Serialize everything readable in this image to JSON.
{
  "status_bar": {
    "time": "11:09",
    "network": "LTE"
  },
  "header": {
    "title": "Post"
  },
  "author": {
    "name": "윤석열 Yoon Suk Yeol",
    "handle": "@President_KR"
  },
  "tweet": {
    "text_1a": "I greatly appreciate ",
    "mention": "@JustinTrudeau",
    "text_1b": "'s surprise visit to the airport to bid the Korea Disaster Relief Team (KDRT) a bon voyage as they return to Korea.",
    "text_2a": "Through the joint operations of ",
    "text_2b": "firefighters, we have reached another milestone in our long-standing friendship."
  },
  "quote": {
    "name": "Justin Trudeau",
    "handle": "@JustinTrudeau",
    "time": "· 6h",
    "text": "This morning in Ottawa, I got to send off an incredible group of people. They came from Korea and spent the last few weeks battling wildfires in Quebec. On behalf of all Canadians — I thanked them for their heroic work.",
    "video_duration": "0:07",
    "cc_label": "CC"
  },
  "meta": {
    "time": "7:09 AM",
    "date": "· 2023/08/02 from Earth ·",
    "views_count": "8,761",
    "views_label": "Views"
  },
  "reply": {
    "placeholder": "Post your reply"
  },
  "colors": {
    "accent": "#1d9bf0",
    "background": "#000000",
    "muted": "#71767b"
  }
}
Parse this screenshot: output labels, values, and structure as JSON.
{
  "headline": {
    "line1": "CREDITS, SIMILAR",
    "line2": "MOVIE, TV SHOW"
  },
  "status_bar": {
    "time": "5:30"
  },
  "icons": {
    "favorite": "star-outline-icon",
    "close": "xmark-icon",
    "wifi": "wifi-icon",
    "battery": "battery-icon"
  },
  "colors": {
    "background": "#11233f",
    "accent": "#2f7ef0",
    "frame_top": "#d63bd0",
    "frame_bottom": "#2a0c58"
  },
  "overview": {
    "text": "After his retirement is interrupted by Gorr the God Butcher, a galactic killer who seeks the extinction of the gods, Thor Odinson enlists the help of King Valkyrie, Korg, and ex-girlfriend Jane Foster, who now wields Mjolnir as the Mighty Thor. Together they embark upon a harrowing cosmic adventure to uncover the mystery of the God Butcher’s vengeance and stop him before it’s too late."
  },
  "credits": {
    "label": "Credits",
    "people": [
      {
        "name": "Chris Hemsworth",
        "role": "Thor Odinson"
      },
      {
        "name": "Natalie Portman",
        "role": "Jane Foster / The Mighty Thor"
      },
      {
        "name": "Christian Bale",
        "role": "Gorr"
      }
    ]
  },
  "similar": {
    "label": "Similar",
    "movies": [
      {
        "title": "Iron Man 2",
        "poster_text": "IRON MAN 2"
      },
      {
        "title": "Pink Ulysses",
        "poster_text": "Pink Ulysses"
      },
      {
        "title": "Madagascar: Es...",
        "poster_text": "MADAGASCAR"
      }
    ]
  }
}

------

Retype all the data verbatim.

Serialize everything readable in this image to JSON.
{
  "status_bar": {
    "time": "11:09",
    "network": "LTE"
  },
  "header": {
    "title": "Post"
  },
  "author": {
    "name": "윤석열 Yoon Suk Yeol",
    "handle": "@President_KR"
  },
  "tweet": {
    "text_1a": "I greatly appreciate ",
    "mention": "@JustinTrudeau",
    "text_1b": "'s surprise visit to the airport to bid the Korea Disaster Relief Team (KDRT) a bon voyage as they return to Korea.",
    "text_2a": "Through the joint operations of ",
    "text_2b": "firefighters, we have reached another milestone in our long-standing friendship."
  },
  "quote": {
    "name": "Justin Trudeau",
    "handle": "@JustinTrudeau",
    "time": "· 6h",
    "text": "This morning in Ottawa, I got to send off an incredible group of people. They came from Korea and spent the last few weeks battling wildfires in Quebec. On behalf of all Canadians — I thanked them for their heroic work.",
    "video_duration": "0:07",
    "cc_label": "CC"
  },
  "meta": {
    "time": "7:09 AM",
    "date": "· 2023/08/02 from Earth ·",
    "views_count": "8,761",
    "views_label": "Views"
  },
  "reply": {
    "placeholder": "Post your reply"
  },
  "colors": {
    "accent": "#1d9bf0",
    "background": "#000000",
    "muted": "#71767b"
  }
}
Parse this screenshot: output labels, values, and structure as JSON.
{
  "headline": {
    "line1": "CREDITS, SIMILAR",
    "line2": "MOVIE, TV SHOW"
  },
  "status_bar": {
    "time": "5:30"
  },
  "icons": {
    "favorite": "star-outline-icon",
    "close": "xmark-icon",
    "wifi": "wifi-icon",
    "battery": "battery-icon"
  },
  "colors": {
    "background": "#11233f",
    "accent": "#2f7ef0",
    "frame_top": "#d63bd0",
    "frame_bottom": "#2a0c58"
  },
  "overview": {
    "text": "After his retirement is interrupted by Gorr the God Butcher, a galactic killer who seeks the extinction of the gods, Thor Odinson enlists the help of King Valkyrie, Korg, and ex-girlfriend Jane Foster, who now wields Mjolnir as the Mighty Thor. Together they embark upon a harrowing cosmic adventure to uncover the mystery of the God Butcher’s vengeance and stop him before it’s too late."
  },
  "credits": {
    "label": "Credits",
    "people": [
      {
        "name": "Chris Hemsworth",
        "role": "Thor Odinson"
      },
      {
        "name": "Natalie Portman",
        "role": "Jane Foster / The Mighty Thor"
      },
      {
        "name": "Christian Bale",
        "role": "Gorr"
      }
    ]
  },
  "similar": {
    "label": "Similar",
    "movies": [
      {
        "title": "Iron Man 2",
        "poster_text": "IRON MAN 2"
      },
      {
        "title": "Pink Ulysses",
        "poster_text": "Pink Ulysses"
      },
      {
        "title": "Madagascar: Es...",
        "poster_text": "MADAGASCAR"
      }
    ]
  }
}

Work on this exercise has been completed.